But are consumers really receiving better value?
In Apple’s case, critics like Peter Eckersley of the Electronic Frontier Foundation contend that consumers actually are getting a raw deal by being charged a 30% premium to effectively buy back their rights. And while audio quality is improved, it still doesn’t match CD quality.
In fact, analysts like David Card at Jupiter Research say it’s “unlikely” that premium-priced DRM-free music will jump-start a new surge in commercial downloading, since most consumers don’t place a value on DRM freedom.

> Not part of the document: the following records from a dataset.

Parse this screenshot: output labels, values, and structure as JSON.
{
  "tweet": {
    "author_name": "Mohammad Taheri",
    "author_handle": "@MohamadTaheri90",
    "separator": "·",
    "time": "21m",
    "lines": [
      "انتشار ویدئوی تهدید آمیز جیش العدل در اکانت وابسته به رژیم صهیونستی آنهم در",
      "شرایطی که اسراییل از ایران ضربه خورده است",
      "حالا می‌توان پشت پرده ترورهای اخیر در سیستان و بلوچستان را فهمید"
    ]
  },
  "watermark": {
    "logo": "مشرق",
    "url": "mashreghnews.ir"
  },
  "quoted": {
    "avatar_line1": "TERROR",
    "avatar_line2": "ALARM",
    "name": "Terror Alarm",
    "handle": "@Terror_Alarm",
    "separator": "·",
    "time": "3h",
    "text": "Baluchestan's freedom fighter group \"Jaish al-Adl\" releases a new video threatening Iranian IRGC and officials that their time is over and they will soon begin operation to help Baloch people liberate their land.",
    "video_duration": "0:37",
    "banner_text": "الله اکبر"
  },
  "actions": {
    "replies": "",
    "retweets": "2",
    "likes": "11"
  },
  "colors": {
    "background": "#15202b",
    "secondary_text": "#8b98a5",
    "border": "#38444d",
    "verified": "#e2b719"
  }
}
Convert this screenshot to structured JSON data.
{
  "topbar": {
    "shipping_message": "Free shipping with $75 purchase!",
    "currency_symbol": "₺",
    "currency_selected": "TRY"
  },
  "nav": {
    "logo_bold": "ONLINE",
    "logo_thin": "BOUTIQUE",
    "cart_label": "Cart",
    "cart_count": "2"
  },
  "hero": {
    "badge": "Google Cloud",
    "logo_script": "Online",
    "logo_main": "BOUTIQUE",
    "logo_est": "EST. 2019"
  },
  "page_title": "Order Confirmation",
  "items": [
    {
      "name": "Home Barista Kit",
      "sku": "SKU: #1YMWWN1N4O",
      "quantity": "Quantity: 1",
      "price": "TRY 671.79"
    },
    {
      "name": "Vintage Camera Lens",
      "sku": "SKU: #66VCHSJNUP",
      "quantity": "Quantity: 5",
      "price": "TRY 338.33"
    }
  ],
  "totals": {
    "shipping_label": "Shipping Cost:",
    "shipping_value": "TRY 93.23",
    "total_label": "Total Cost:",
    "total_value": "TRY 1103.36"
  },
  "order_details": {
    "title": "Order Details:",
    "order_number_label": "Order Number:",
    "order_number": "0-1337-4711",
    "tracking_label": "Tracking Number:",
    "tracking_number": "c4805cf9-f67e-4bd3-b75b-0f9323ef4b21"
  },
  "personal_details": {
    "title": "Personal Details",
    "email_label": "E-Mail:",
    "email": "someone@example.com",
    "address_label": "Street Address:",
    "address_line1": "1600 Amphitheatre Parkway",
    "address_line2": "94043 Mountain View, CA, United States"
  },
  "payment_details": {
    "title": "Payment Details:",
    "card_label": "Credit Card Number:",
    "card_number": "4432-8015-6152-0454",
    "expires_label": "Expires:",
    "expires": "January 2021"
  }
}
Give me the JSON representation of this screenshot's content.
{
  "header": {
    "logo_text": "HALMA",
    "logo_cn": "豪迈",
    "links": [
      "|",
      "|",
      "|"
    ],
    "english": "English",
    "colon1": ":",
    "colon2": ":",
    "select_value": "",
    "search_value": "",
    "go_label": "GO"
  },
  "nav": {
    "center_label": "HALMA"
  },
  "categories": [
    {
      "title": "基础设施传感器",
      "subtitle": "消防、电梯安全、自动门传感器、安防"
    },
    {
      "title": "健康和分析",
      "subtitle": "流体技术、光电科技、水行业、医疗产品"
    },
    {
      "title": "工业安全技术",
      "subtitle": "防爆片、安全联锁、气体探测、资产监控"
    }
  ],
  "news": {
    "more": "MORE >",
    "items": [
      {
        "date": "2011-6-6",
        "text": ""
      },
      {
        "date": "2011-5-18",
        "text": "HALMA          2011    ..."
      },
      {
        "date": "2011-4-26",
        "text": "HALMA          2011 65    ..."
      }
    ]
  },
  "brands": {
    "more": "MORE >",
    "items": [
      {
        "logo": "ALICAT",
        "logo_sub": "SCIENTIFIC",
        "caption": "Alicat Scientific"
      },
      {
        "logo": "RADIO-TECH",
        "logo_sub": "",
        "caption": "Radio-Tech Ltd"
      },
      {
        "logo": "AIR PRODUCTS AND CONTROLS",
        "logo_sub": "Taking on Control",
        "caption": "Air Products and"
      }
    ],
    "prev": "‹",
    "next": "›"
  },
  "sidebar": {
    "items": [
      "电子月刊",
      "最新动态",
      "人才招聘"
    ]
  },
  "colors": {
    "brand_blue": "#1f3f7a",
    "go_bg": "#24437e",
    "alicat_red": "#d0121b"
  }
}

Mike McGuire, an analyst with Gartner Research, is among the digital music watchers who think it’s doubtful that consumers will necessarily recognize the incremental value that has been built through the years by such services as Rhapsody and eMusic.